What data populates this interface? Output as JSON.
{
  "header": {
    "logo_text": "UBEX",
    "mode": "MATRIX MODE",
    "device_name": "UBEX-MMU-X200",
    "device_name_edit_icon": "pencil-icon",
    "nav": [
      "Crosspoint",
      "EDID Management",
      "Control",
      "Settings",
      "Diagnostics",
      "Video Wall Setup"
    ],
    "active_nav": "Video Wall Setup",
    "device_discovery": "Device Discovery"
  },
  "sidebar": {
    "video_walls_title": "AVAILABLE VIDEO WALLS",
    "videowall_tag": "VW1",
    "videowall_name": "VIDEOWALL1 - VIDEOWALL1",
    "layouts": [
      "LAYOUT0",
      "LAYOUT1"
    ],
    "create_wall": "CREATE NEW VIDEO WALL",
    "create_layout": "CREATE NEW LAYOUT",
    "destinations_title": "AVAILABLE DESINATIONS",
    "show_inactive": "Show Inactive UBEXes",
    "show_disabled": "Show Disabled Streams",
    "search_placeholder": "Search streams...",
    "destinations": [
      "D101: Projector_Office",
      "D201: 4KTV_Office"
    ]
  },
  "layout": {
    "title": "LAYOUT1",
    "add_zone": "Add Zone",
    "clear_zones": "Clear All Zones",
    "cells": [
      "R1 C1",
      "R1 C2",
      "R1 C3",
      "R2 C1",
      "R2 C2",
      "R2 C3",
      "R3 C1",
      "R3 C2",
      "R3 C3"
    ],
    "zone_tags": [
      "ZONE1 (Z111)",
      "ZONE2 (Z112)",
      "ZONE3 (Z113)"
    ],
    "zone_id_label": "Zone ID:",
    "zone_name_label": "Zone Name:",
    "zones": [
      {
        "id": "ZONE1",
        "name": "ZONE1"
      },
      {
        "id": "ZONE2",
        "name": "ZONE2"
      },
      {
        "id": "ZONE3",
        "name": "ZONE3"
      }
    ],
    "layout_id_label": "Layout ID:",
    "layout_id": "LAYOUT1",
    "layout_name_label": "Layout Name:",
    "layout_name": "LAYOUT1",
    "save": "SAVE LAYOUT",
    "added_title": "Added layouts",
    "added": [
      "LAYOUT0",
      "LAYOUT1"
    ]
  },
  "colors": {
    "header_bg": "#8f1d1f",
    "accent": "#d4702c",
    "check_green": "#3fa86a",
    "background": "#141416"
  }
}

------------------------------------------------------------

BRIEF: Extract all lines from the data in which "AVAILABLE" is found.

FINAL ANSWER:
    "video_walls_title": "AVAILABLE VIDEO WALLS",
    "destinations_title": "AVAILABLE DESINATIONS",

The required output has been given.